Evolution is amazingly simple and yet pleasingly complicated. As a theory with explanatory power in our everyday world, evolution is unparalleled. Our work tends to hover around the vague borderlands between ecology and evolution. Of course these borderlands capture almost the entirety of both disciplines, so we keep busy. But we are particularly interested in how spatial processes alter ecological and evolutionary outcomes. Space matters, in subtle and profound ways.
We work in both applied and theoretical domains. We are interested in advancing and testing theory, but we are always on the lookout for how theory might be applied. And we often take inspiration from applied problems, particularly conservation.
Most of our conservation work is in northern Australia, reflecting Ben’s long experience in that part of the world. We currently have projects running in the Wet Tropics, the Top End, the Kimberley, Victoria, and SW Western Australia (for now). We tend to work on reptiles and amphibians, but will try anything really.
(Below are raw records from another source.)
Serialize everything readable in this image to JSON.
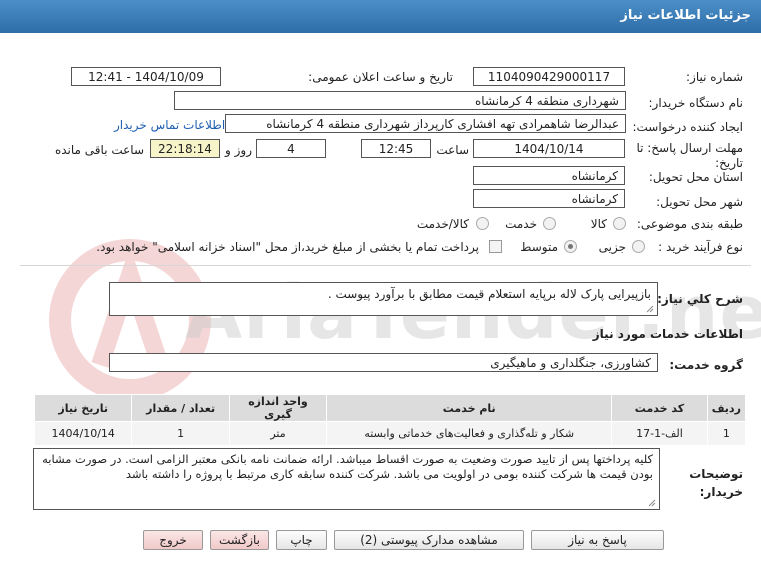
{
  "header": {
    "title": "جزئیات اطلاعات نیاز"
  },
  "fields": {
    "need_number_label": "شماره نیاز:",
    "need_number": "1104090429000117",
    "announce_label": "تاریخ و ساعت اعلان عمومی:",
    "announce_value": "1404/10/09 - 12:41",
    "buyer_org_label": "نام دستگاه خریدار:",
    "buyer_org": "شهرداری منطقه 4 کرمانشاه",
    "creator_label": "ایجاد کننده درخواست:",
    "creator": "عبدالرضا شاهمرادی تهه افشاری کارپرداز شهرداری منطقه 4 کرمانشاه",
    "contact_link": "اطلاعات تماس خریدار",
    "deadline_label": "مهلت ارسال پاسخ: تا تاریخ:",
    "deadline_date": "1404/10/14",
    "time_label": "ساعت",
    "deadline_time": "12:45",
    "days_value": "4",
    "days_label": "روز و",
    "remaining_time": "22:18:14",
    "remaining_label": "ساعت باقی مانده",
    "province_label": "استان محل تحویل:",
    "province": "کرمانشاه",
    "city_label": "شهر محل تحویل:",
    "city": "کرمانشاه",
    "category_label": "طبقه بندی موضوعی:",
    "category_options": [
      "کالا",
      "خدمت",
      "کالا/خدمت"
    ],
    "purchase_label": "نوع فرآیند خرید :",
    "purchase_options": [
      "جزیی",
      "متوسط"
    ],
    "treasury_text": "پرداخت تمام یا بخشی از مبلغ خرید،از محل \"اسناد خزانه اسلامی\" خواهد بود."
  },
  "description": {
    "label": "شرح کلي نياز:",
    "text": "بازپیرایی پارک لاله  برپایه استعلام قیمت مطابق با برآورد پیوست ."
  },
  "services": {
    "section_title": "اطلاعات خدمات مورد نياز",
    "group_label": "گروه خدمت:",
    "group_value": "کشاورزی، جنگلداری و ماهیگیری",
    "columns": [
      "ردیف",
      "کد خدمت",
      "نام خدمت",
      "واحد اندازه گیری",
      "تعداد / مقدار",
      "تاریخ نیاز"
    ],
    "rows": [
      [
        "1",
        "الف-1-17",
        "شکار و تله‌گذاری و فعالیت‌های خدماتی وابسته",
        "متر",
        "1",
        "1404/10/14"
      ]
    ]
  },
  "buyer_notes": {
    "label": "توضیحات خریدار:",
    "text": "کلیه پرداختها پس از تایید صورت وضعیت به صورت اقساط میباشد. ارائه ضمانت نامه بانکی معتبر الزامی است. در صورت مشابه بودن قیمت ها شرکت کننده بومی در اولویت می باشد. شرکت کننده سابقه کاری مرتبط با پروژه را داشته باشد"
  },
  "buttons": {
    "reply": "پاسخ به نیاز",
    "attachments": "مشاهده مدارک پیوستی (2)",
    "print": "چاپ",
    "back": "بازگشت",
    "exit": "خروج"
  },
  "watermark": {
    "text": "AriaTender.neT"
  }
}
We are currently working to develop an Australian Daphnia species as a model organism for asking fundamental questions, and we have made forays into the worlds of nematodes, mammals, insects, plants, chytrid fungus, and even simulated organisms.